So the day WWI broke out and forced my forebears to act on their belief about killing was also a birthday.  Another was the day I read Wilfred Owens’ poems and felt I was in the trenches.  My body did not have that sensory experience but the poetry changed me forever.

Then I went on changing as more “real”, “imagined” and “reconfigured” experiences accumulated.

The closer I look, the more causes and conditions I see that are the birth of my feelings, thoughts and actions.  None of those causes and conditions still exists in the same form.  Their effects still exist, though, but they, too, are constantly being changed by other causes and conditions.

I used to imagine I and other things have an intrinsic nature.  My imagination, desperately seeking a world I can believe in so I can feel secure, fabricated a realm of appearances.

The appearances are real, but not in the way I used to imagine.  Everything, including what I think of as “me” is changing in every aspect in every moment.

This March 25th was, in the conventional sense, my 70th birthday but that no longer feels to be a solid truth.  What feels “really true” is my birthday is in this moment, now this moment, and now this beautiful instant when everything is possible.

Enlightenment and Tumbleweed

I’m thinking about a question on this post, whether or not “adaptations performed by the unfixed self indicate something other than emptiness.”   I was trying in that post to convey my experience of life, not a theory.  I’ll say more about the experience, but first a bit about theory.

Philosophy and religion are how we try to explain our world.  Philosophy is “the study of reality, existence, knowledge, values, reason, mind, and language systematically and based on rational argument.”  Religion is “an organized collection of beliefs that relate humanity to existence.”  Belief is “when one feels certain that something unprovable is true.”

Somewhere in my teens I began to wonder about reality.  I was quite discouraged to realize early on that a definite answer cannot be seen from inside a human body.  We can only see what’s visible from a specific perspective with limited tools.  But the feeling returned that even so, it is worthwhile  to study and reflect.

Religion never appealed to me because it requires feeling certain about things that are unprovable.  Also, I was horrified that both British and German church leaders in WW1 had exhorted their followers to go forth and kill in the name of the same God.  Religion can be dangerous because religious establishments, like all large organizations, amplify power.

After more reflection, I realized the problem is abuse of power: organized religion can be very helpful.  But it still did not seem an effective approach to understand the world.

At last I realized what I was seeking was a training practice to help me interact in the world more helpfully and a system of studying reality based on rational argument.

Returning now to my experience of life, my Tibetan Buddhist practice is helpful in the way I hoped.  Perhaps if I continue searching I could find a still more effective practice but it’s best to use what time I have to do what works.

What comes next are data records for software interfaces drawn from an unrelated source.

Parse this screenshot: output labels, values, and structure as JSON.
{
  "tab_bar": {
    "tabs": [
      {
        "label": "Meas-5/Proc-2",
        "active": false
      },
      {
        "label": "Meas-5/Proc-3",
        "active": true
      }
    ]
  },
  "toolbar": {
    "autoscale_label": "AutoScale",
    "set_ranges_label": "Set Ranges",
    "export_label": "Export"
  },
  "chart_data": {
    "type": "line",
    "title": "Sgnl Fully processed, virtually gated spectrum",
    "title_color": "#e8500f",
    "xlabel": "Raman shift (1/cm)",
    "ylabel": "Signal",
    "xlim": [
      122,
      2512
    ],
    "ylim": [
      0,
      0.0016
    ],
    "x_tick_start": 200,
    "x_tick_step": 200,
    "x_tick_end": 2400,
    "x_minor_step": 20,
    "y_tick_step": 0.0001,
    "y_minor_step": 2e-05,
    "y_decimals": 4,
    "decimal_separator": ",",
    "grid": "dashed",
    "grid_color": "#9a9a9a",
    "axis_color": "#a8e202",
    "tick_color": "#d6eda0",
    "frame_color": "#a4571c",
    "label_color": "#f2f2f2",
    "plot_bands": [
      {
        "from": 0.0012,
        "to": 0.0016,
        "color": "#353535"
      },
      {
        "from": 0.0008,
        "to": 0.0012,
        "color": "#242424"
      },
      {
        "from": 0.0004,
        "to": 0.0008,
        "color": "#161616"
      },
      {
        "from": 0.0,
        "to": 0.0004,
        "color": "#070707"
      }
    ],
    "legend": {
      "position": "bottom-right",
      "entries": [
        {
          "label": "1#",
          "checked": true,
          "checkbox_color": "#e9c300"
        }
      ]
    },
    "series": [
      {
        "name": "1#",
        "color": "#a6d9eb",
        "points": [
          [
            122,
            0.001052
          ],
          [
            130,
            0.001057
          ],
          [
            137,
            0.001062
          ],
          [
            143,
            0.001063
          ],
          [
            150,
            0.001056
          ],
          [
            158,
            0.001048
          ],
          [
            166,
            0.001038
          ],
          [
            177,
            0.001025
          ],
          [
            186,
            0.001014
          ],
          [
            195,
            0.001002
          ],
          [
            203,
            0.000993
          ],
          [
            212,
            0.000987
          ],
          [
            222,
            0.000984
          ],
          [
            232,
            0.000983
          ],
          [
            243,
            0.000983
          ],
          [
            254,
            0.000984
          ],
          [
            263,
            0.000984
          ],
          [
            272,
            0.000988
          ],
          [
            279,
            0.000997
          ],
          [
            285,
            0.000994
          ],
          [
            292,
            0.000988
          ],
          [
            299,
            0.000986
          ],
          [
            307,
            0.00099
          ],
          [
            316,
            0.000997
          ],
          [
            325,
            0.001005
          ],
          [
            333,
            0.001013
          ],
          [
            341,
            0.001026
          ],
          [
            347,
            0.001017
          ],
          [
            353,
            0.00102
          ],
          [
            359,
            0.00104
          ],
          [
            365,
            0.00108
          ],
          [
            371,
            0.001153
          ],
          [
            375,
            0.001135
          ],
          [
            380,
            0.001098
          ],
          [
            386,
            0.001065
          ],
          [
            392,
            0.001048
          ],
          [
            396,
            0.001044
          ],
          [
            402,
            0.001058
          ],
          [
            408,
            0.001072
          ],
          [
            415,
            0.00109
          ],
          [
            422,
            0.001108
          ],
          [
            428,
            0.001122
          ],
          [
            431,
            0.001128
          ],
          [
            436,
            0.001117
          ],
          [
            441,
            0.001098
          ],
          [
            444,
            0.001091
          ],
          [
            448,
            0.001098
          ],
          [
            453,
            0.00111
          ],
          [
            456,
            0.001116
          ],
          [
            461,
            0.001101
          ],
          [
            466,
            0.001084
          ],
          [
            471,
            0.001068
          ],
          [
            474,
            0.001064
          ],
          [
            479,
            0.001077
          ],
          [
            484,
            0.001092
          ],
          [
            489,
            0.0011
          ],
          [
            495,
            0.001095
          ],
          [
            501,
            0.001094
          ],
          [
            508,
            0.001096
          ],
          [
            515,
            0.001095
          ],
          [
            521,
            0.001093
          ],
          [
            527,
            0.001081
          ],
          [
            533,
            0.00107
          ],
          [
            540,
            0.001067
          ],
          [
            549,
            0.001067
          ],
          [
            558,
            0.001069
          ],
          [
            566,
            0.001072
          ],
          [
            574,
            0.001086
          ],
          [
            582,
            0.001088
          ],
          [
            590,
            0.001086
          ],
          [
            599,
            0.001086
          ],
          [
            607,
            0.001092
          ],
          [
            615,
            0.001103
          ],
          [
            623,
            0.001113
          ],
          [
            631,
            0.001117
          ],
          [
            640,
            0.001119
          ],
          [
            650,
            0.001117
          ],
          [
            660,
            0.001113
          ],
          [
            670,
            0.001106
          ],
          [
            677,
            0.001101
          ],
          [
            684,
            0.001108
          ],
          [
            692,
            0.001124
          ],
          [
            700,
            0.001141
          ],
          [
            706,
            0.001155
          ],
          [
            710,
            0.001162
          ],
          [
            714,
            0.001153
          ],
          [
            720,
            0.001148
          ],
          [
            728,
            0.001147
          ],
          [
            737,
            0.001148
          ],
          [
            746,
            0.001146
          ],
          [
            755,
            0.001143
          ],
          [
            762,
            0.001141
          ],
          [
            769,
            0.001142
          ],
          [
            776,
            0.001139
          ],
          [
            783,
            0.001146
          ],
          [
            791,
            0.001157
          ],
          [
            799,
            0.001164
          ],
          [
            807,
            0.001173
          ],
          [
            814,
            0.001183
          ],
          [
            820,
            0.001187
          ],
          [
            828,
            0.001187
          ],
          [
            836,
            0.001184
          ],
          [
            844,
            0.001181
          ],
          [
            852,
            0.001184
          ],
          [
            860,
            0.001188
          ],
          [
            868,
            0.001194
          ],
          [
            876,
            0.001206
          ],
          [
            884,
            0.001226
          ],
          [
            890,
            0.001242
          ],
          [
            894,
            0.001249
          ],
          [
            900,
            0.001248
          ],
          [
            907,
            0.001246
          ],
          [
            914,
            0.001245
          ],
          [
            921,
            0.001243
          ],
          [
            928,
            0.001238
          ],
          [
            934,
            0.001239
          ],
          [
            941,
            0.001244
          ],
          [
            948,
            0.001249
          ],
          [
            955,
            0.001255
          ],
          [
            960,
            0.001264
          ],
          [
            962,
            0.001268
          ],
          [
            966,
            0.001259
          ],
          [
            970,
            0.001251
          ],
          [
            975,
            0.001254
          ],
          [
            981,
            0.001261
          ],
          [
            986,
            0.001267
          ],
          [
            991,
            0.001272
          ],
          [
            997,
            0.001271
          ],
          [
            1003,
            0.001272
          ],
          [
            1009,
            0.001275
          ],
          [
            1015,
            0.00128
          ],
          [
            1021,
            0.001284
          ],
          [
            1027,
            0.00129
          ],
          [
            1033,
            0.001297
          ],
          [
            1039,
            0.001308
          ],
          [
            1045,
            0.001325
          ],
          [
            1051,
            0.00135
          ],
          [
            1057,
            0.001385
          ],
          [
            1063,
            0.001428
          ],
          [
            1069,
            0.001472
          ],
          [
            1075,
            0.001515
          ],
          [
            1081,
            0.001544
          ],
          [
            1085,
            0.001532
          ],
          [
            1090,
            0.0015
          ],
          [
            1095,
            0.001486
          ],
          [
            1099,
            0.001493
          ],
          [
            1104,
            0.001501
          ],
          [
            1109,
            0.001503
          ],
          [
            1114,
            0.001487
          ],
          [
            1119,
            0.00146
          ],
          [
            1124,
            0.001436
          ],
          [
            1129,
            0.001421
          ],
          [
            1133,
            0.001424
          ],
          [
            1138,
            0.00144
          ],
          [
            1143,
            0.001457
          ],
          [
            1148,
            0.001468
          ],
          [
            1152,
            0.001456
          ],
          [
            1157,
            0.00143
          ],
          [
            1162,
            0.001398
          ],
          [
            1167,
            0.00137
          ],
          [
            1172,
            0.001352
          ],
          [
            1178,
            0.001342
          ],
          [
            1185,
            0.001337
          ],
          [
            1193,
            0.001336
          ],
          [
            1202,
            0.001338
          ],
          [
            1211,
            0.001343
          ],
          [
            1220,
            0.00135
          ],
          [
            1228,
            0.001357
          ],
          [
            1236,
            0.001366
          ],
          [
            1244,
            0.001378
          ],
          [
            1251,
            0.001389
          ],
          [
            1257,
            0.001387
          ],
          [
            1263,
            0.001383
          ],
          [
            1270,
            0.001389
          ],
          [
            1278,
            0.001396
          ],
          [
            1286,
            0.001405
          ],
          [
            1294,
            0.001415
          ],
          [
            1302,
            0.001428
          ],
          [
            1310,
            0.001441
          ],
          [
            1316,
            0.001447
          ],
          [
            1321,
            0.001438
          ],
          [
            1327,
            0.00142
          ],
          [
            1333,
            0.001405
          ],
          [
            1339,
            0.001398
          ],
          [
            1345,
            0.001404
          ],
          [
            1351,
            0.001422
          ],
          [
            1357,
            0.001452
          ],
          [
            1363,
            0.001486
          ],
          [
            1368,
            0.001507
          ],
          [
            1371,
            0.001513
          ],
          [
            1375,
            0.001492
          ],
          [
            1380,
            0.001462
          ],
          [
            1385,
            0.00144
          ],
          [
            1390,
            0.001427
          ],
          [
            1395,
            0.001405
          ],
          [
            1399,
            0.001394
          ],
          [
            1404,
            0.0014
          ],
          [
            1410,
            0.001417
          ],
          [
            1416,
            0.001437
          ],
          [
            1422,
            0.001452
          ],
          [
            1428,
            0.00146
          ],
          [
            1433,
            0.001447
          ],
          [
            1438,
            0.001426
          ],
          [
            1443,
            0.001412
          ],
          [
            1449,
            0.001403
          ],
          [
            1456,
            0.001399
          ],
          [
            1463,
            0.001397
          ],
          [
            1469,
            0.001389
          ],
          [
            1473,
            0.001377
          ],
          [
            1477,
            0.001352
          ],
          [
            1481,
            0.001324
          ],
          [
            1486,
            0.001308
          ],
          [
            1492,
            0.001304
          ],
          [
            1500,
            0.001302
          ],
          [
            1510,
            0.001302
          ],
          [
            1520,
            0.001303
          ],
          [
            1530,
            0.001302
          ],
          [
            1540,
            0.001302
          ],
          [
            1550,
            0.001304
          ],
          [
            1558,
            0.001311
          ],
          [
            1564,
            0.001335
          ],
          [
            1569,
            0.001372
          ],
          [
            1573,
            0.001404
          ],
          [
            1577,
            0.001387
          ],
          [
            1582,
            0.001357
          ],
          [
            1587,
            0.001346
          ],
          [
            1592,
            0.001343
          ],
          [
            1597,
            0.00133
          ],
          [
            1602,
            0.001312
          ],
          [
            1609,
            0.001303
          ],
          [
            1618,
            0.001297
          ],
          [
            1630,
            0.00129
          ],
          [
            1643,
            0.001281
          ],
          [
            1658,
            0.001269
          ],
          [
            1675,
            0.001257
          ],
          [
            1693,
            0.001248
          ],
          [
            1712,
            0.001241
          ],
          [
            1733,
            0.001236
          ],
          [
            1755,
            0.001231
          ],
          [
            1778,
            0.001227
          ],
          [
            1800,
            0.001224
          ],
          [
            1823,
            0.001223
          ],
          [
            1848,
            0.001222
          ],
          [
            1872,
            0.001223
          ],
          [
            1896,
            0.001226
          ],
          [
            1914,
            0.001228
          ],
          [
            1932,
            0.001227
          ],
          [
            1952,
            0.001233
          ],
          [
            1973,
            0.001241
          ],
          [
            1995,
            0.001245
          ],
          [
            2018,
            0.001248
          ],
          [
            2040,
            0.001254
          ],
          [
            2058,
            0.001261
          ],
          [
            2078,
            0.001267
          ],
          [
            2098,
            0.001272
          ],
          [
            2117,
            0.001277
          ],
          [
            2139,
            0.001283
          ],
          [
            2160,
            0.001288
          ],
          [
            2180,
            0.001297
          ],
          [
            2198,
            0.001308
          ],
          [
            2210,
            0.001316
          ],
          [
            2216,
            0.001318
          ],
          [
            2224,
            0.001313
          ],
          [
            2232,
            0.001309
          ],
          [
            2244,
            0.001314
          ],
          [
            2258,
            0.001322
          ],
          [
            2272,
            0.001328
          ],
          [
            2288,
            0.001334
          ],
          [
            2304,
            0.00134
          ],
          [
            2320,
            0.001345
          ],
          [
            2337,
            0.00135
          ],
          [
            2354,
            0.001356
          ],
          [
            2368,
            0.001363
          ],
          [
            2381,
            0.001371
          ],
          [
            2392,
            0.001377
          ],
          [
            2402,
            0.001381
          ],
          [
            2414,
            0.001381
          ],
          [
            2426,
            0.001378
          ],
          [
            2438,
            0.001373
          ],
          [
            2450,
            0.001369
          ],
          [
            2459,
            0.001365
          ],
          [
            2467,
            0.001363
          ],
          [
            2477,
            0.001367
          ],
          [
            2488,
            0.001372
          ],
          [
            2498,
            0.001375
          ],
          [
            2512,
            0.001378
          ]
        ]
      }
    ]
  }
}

My practice does include study and reflection on reality, and what Buddhists term “enlightenment” does seem attainable, but it is not yet clear enough to me to articulate.  All I can say is what I tried to express before, that I have less experience of “self” and what’s masked by my apparent self does not feel like an individual.

Tumbleweed and fenceThe analogy that struck me this morning is tumbleweed, “the above-ground part of any number of plants that disengage from the root and tumble away in the wind.”  Looking at all I do, I see only echoes of my past experiences  and those I’ve been close to, habits triggered by circumstances outside my body that all arise in the same way.

It’s like watching tumbleweed, which is empty of intrinsic nature just as I seem to be.  This tumbleweed blown against a fence is also a collection of smaller pieces, each made up of still smaller pieces.  And so on.

But there’s a big difference.  The tumbleweed has no capacity to act — it can only be blown by the wind.  I can act and because my body is alive, I will keep taking action, so I must do all I can so those actions are increasingly helpful.  Study is part of the process, but the goal is better action.